BAND MANAGER The past couple of summers we've listened to tales of Will's classmates scattering around the country on internships in their fields of interest. This past year, starting in September, Will began contacting bands, venues, and record labels about a summer internship.

He was encouraged about his prospects at a Chicago music venue, particularly when a colleague of his roommate's mother knew the owner and put in a good word for him. (How's that for a convoluted connection? That's what makes the world go 'round, though.) Alas, they hired a previous intern and didn't have a place for Will.

While the venue gig was falling apart, Will's employer here in Grinnell phoned his daughter's boyfriend who worked for an independent record label in Chicago. (Another convoluted connection!) So Will pursued that opportunity. Meanwhile, Will's roommate's mother's colleague told Will to call an entertainment manager he knew. And wouldn't you know it, both places wanted my boy.

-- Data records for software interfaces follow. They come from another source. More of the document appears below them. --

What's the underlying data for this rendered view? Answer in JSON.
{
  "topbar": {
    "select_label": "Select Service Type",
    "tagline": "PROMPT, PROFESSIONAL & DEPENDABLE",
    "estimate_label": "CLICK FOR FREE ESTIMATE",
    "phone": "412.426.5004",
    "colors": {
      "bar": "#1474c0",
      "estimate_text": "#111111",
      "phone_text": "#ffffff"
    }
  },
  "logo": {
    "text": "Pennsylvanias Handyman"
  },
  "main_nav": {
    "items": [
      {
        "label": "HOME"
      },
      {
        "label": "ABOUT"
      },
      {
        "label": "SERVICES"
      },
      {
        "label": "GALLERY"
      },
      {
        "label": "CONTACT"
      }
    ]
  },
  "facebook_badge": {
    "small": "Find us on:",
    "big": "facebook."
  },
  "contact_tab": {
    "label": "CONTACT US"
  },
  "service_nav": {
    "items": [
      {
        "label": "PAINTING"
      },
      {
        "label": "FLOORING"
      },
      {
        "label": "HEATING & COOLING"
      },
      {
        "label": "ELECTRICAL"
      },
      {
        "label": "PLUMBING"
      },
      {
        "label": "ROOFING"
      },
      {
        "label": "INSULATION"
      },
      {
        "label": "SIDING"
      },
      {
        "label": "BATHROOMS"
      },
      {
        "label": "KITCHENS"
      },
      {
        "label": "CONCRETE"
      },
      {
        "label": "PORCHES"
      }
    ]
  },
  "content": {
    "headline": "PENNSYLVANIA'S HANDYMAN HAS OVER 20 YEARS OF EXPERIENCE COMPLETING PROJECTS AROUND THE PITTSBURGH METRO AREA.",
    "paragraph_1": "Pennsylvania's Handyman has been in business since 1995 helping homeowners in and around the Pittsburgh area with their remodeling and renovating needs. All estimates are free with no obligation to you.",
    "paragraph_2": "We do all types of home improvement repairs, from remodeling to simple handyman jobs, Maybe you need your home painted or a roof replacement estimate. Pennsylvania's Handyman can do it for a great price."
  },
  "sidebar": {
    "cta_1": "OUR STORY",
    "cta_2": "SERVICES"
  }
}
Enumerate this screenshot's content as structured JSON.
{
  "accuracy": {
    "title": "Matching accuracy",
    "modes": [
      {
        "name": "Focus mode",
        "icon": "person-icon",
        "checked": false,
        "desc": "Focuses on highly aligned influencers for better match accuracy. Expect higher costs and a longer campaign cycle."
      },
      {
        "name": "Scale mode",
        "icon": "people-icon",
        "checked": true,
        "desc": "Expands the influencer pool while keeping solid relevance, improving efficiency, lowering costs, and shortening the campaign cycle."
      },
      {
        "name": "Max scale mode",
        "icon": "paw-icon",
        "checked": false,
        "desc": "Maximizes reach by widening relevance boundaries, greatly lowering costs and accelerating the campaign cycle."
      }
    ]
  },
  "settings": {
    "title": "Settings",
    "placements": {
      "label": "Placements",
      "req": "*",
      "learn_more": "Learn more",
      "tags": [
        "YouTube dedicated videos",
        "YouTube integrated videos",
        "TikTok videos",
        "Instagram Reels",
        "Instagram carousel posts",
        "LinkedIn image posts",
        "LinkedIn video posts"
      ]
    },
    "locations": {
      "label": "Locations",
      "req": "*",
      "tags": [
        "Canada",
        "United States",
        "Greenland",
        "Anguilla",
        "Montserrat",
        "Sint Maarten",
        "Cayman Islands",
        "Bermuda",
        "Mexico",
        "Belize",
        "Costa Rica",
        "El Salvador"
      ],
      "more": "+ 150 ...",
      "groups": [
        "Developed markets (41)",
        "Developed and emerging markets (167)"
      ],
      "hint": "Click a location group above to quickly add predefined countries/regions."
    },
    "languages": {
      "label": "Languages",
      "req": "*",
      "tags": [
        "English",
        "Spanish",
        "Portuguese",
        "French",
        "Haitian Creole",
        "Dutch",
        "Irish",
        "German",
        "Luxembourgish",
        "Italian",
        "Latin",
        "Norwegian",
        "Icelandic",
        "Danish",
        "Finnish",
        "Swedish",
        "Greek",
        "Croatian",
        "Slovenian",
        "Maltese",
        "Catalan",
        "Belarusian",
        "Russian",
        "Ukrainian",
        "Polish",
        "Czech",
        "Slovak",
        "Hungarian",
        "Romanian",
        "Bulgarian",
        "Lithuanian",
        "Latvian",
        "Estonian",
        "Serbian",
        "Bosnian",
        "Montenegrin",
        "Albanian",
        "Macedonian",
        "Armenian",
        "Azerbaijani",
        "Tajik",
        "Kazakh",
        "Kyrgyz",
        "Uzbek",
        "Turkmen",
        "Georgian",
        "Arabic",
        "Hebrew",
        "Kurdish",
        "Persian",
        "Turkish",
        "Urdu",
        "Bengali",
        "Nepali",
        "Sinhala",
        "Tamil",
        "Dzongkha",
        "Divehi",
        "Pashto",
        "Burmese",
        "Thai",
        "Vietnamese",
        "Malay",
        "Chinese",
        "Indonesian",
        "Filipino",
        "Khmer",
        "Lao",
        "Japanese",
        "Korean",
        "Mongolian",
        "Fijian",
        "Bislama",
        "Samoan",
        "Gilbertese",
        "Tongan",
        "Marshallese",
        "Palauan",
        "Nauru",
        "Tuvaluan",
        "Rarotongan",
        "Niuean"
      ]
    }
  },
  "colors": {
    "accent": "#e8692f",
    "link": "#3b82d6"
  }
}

Will took the gig with the manager because it was offered first and because it would be full-time. Working 40 hours a week will afford Will more hands-on learning experiences. And that's what it's all about. You don't work for free otherwise.

Two days after finals ended, Will was home long enough to do his laundry. Then he was on his way to Chicago. Initially he was staying with a teammate in a close-in suburb. He just moved into a room on the north side.

For a lot of people Will's age (20), college is about leaving home and finding their way in the world. While Will has engaged in a lot of self-discovery and maturation in his 3 years at Grinnell College, he hasn't left home. Oh sure, he lives on campus, but it's just a block from our house. This summer internship is about more than just learning the music business from the ground floor: It's also about getting out on his own. Exciting stuff.

"Politics is the gentle art of getting votes from the poor and campaign funds from the rich, by promising to protect each from the other." - Oscar Ameringer

"A politician is a fellow who will lay down your life for his country." - Texas Guinan

"I offer my opponents a bargain: if they will stop telling lies about us, I will stop telling the truth about them." - Adlai Stevenson in a campaign speech, 1952

"The heaviest penalty for declining to rule is to be ruled by someone inferior to yourself." - Plato

And that's all, folks! It will probably be early August before we can do this again. Have a great summer.

Judy Martin